On March 17, 2002, the twin satellites of the NASA/German Gravity Recovery and Climate Experiment (GRACE) were launched in order to make precise measurements of the Earth´s gravity field. GRACE has lasted three times as long as originally planned for more than 15 years. Now it has ended science operations.
Following the age-related failure of a battery cell on one of GRACE’s two satellites, GRACE-2, contact was lost already in September. There are 20 battery cells on each satellite, and GRACE-2 had previously lost seven other cells and was critically low on fuel. Mission managers were able to restore communications with the spacecraft, and analyses revealed the battery had recovered its full voltage. The mission team made plans for one final science collection beginning in mid-October, when the satellites would be in full view of the Sun. Since then, GRACE-2 has periodically hibernated when there was insufficient Sun to power the instruments.
On Oct. 12, as the team prepared to resume science data collection, it became apparent that even with the help of full-Sun conditions, the remaining battery capacity on GRACE-2 would not be sufficient to reliably operate its science instruments and telemetry transmitter. The mission’s Joint Steering Group comprised of all U.S./German mission partners (NASA's Jet Propulsion Laboratory, Pasadena, California, Deutsches Zentrum für Luft- und Raumfahrt (DLR, the German Aerospace Center) and the Helmholtz Centre Potsdam – GFZ German Research Centre for Geosciences) made a decision and announced GRACE-2 will be decommissioned. Since both satellites are required to make the science measurements, the loss of GRACE-2 means GRACE will no longer be able to continue its dual satellite science mission.

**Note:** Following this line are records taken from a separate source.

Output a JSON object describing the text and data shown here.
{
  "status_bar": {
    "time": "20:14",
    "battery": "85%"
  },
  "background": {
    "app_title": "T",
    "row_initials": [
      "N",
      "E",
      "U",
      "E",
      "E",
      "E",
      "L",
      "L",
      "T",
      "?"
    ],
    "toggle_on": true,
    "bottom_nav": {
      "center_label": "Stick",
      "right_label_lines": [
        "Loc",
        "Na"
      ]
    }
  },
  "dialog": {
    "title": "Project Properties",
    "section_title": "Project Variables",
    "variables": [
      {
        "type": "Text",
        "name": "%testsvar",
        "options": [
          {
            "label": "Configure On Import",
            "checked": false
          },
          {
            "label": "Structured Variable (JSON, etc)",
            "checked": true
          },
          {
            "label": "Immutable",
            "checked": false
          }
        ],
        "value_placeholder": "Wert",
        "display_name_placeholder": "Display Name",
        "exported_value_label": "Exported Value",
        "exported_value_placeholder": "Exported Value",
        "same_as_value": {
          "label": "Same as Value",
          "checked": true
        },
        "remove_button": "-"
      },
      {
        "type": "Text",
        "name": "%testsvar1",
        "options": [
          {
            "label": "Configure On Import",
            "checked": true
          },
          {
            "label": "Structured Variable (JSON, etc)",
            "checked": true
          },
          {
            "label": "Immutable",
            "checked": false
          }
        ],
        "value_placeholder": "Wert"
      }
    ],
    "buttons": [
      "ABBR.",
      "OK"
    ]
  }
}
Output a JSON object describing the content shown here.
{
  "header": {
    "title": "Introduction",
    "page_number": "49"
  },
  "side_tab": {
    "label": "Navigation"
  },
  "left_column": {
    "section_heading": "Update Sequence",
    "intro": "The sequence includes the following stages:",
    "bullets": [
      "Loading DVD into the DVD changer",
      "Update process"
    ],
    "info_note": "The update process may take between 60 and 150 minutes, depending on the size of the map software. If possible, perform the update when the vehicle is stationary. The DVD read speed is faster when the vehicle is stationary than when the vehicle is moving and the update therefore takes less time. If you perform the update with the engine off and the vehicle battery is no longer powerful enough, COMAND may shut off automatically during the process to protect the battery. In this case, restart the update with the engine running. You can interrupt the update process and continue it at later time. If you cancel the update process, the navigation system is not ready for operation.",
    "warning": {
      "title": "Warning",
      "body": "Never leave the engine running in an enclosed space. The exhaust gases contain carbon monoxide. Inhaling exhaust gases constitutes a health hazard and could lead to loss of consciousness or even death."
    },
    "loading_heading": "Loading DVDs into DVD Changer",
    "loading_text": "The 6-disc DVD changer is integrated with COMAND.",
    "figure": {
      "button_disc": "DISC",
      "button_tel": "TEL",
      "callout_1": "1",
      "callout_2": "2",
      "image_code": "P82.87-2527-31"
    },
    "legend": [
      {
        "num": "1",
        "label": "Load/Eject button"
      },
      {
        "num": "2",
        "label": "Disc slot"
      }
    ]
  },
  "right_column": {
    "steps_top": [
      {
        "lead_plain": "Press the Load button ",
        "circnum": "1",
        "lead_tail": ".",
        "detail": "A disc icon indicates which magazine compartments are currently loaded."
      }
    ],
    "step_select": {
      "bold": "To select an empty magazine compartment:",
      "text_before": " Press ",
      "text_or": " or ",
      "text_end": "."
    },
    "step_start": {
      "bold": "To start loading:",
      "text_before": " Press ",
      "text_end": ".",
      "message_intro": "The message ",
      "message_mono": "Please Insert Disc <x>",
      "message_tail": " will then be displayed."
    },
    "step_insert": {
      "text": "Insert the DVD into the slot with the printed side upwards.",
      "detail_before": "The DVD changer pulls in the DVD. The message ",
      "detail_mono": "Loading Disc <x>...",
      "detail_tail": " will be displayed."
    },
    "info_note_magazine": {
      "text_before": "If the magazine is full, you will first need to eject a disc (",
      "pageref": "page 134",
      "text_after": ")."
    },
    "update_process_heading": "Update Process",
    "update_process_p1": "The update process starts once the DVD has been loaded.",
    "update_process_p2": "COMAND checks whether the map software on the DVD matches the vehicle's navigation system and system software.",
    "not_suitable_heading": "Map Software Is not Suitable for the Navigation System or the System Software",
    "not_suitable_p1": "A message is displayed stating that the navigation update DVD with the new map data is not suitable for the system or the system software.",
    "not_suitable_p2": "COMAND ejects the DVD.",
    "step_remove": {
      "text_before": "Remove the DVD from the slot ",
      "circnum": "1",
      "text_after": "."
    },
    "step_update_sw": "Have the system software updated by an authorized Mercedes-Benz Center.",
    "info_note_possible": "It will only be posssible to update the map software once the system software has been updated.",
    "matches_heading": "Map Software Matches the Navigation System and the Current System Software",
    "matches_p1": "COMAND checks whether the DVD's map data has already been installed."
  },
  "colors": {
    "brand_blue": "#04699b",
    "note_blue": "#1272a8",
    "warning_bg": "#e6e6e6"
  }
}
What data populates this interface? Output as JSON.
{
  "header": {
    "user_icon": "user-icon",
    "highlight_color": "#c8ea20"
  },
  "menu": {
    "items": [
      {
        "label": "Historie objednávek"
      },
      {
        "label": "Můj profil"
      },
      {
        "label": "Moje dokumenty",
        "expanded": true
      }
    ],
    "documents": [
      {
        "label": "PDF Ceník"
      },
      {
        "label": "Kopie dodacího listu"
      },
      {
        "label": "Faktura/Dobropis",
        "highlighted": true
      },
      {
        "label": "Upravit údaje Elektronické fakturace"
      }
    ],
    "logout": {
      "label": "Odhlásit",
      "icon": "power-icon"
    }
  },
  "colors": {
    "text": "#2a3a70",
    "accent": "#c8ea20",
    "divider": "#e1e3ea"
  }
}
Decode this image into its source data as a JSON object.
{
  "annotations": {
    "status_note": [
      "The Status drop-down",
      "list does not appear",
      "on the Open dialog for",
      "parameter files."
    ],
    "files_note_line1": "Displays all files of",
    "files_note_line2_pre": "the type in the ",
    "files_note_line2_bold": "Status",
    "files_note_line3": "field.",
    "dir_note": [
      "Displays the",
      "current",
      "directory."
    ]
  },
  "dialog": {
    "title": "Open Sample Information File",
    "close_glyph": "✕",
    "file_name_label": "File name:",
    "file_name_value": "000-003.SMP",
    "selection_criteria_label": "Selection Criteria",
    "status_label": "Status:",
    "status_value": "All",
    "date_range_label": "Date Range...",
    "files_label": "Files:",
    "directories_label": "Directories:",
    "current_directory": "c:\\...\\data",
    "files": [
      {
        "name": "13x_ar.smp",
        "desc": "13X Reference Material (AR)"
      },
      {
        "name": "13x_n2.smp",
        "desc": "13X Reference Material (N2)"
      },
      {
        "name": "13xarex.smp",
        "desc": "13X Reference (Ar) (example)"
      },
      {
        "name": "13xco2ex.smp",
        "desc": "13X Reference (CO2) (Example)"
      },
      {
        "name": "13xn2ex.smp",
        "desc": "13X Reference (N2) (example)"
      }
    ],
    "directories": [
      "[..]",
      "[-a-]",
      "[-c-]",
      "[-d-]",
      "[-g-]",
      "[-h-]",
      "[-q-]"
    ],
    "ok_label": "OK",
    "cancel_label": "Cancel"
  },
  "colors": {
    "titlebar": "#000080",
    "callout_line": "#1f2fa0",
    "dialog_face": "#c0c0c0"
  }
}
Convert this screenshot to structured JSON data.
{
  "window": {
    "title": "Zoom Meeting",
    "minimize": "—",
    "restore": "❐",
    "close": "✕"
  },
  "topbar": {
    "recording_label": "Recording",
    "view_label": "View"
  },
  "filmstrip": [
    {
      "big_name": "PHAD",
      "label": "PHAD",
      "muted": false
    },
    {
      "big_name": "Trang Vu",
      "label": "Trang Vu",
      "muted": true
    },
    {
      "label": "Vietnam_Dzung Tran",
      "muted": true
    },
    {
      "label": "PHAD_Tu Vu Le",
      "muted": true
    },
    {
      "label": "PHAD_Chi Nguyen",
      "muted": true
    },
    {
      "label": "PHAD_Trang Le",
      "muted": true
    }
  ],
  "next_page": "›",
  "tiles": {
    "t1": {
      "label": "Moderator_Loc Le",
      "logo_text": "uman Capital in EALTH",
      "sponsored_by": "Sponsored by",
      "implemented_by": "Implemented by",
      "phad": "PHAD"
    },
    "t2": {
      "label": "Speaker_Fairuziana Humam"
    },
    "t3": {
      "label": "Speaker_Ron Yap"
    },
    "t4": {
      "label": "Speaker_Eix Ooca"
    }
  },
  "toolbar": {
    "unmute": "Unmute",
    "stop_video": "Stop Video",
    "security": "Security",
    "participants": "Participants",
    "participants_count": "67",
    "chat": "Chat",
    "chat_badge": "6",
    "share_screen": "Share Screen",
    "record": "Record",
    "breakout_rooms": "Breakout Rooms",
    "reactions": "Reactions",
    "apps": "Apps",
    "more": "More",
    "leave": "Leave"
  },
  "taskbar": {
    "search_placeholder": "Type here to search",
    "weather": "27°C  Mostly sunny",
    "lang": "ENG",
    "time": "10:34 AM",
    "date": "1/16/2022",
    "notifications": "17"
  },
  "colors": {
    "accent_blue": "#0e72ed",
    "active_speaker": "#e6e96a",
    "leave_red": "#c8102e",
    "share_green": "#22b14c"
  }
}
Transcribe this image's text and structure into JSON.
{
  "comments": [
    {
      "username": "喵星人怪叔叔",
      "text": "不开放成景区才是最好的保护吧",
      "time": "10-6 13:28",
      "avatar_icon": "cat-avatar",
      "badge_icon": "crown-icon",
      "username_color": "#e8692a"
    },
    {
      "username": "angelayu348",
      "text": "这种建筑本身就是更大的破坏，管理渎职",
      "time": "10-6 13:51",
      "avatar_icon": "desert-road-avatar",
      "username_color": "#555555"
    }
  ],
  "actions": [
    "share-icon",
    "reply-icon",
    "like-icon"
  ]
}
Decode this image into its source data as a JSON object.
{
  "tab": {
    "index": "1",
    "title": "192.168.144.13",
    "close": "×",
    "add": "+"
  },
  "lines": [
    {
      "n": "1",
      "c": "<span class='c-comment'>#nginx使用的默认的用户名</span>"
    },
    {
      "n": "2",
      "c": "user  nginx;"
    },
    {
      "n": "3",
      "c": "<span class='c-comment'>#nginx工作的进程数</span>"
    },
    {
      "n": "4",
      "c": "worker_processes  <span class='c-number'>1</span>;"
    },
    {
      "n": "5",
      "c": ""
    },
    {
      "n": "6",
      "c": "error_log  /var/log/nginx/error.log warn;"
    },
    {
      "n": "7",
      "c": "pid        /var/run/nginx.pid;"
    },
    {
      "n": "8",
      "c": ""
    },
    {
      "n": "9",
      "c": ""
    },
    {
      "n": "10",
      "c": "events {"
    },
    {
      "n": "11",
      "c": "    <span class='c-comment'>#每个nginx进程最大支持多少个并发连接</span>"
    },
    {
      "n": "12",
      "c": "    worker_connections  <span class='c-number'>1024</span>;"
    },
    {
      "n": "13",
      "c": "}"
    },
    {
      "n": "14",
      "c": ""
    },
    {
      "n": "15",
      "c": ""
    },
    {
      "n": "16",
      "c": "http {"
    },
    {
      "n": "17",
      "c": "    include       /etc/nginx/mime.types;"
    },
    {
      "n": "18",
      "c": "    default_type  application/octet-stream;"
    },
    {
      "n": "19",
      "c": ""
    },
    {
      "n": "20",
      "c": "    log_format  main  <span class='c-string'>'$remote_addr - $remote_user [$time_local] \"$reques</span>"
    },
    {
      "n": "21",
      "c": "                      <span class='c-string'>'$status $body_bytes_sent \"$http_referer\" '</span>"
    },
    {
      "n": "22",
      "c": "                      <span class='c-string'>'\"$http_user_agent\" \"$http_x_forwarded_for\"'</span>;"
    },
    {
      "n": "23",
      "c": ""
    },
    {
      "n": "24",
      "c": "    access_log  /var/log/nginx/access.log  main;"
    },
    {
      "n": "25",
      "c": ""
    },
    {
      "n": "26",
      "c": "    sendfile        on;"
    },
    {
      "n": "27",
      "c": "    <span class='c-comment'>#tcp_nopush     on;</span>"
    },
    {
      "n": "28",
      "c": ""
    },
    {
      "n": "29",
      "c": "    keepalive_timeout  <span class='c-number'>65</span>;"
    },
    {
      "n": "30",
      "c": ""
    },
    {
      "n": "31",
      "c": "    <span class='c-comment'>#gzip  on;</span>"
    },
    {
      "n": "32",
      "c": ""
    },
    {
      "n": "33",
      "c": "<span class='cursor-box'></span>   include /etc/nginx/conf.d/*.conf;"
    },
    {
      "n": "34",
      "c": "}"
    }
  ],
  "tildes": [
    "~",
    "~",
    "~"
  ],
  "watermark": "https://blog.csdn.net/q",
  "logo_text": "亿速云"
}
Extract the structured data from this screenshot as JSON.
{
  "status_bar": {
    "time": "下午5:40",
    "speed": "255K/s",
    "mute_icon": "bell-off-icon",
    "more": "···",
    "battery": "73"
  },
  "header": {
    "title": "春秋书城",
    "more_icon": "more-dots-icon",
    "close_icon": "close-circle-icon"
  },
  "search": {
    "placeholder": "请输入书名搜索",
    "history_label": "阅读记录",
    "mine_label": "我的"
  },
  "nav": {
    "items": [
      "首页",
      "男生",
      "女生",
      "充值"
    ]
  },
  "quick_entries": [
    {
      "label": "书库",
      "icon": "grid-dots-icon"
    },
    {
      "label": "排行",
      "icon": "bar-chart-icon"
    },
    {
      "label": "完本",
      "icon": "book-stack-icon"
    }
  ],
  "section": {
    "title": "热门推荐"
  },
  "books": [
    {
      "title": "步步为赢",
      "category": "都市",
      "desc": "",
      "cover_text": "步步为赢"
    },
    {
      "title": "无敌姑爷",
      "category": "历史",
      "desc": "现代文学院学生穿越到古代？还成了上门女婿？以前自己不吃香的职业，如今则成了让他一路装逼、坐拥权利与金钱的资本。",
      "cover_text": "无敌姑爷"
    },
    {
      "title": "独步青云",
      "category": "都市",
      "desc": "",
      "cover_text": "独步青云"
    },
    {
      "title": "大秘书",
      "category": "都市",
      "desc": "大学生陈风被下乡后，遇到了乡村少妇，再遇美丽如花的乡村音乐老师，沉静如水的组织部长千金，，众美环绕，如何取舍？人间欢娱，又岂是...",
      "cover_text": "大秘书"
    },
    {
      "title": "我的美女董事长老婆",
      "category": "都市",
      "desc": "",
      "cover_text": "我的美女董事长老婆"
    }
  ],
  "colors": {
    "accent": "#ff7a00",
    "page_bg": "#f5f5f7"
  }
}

“We look back with pride and gratitude on the GRACE mission” says Reinhard Hüttl, Scientific Executive Director and Chairman of the Board at the GFZ. “During the 15 years of the mission operation, the satellite tandem has measured the gravity field of the Earth and its variations in a highly precise manner, which helps us, for example, to accurately document changes in groundwater storage or in glacial retreat. Furthermore, the resulting influence on sea level rise can be detected thanks to the GRACE measurements. The mission has, thus, substantially contributed to a better understanding of the system Earth.”
Since 2010, GRACE’s multi-national mission operations and science data analysis teams have overcome numerous technical challenges and developed innovative methods to work around the limitations imposed by aging batteries and limited fuel for flight control to allow the mission to continue to provide its valuable data more than 10 years beyond its intended lifetime.
GRACE-2 is currently orbiting at 305.3 kilometers above Earth, 655 kilometers ahead of and 1,3 kilometers below GRACE-1. With GRACE-2 out of fuel, atmospheric drag on the satellite will increase the separation distance and lower GRACE-2’s altitude relative to GRACE-1. There is no risk of a collision with GRACE-1, and GRACE-2’s orbital altitude does not pose a hazard to other operational satellites.
GRACE-2 will be safely deorbited and is expected to reenter the atmosphere and burn up by mid-to-late November. A few small pieces are expected to survive reentry and reach the ground, but the risk they pose to anyone is minimal and well within NASA requirements for satellite reentry and orbital debris.
Operations of GRACE-1 will continue, with all of its remaining fuel being used to complete a series of accelerometer calibration maneuvers that will be used to improve the scientific return and insights from the 15 year record left by GRACE. All mission activities involving GRACE-1 will be completed by the end of the year, followed by decommissioning of GRACE-1 and atmospheric reentry in early 2018. NASA and the German Space Operations Center will jointly monitor both GRACE satellites as they deorbit and reenter the atmosphere.
“The GRACE Mission Operations Team composed of DLR/GSOC, Airbus Defense and Space GmbH, JPL, University of Texas and GFZ has done a superb job to extend the nominal mission life time by more than a factor of three”, says Frank Flechtner, co-principal investigator at GFZ. “It is of course a great pity that the monthly observation of mass transport in system Earth has ended after 15 and a half years. However, we now look forward to a successful launch of the successor tandem mission GRACE Follow-on in early 2018. It promises even more precise measurements of the Earth’s gravity field due to an innovative Laser Ranging Interferometer, a technology demonstrator for next generation gravity missions developed by a German/American joint collaboration, and will thus yield further important contributions to Earth system science.”
The principle of the mission: Each of the twin GRACE satellites operates by transmitting microwave signals that are received by the other GRACE satellite. The timing of the received signals is used to precisely measure the small accelerations and decelerations caused by changing mass on the Earth below the spacecraft, which alter the distance between them very slightly. GRACE’s monthly maps of regional variations in global gravity over the past 15-plus years have shown how water, ice and solid Earth material on or near Earth’s surface has moved.
GRACE is a joint NASA/DLR mission led by the principal investigator Byron Tapley at the University of Texas at Austin and co-principal investigator Frank Flechtner at GFZ. GRACE ground segment operations are currently co-funded by GFZ, DLR and the European Space Agency. JPL manages GRACE for NASA’s Science Mission Directorate in Washington.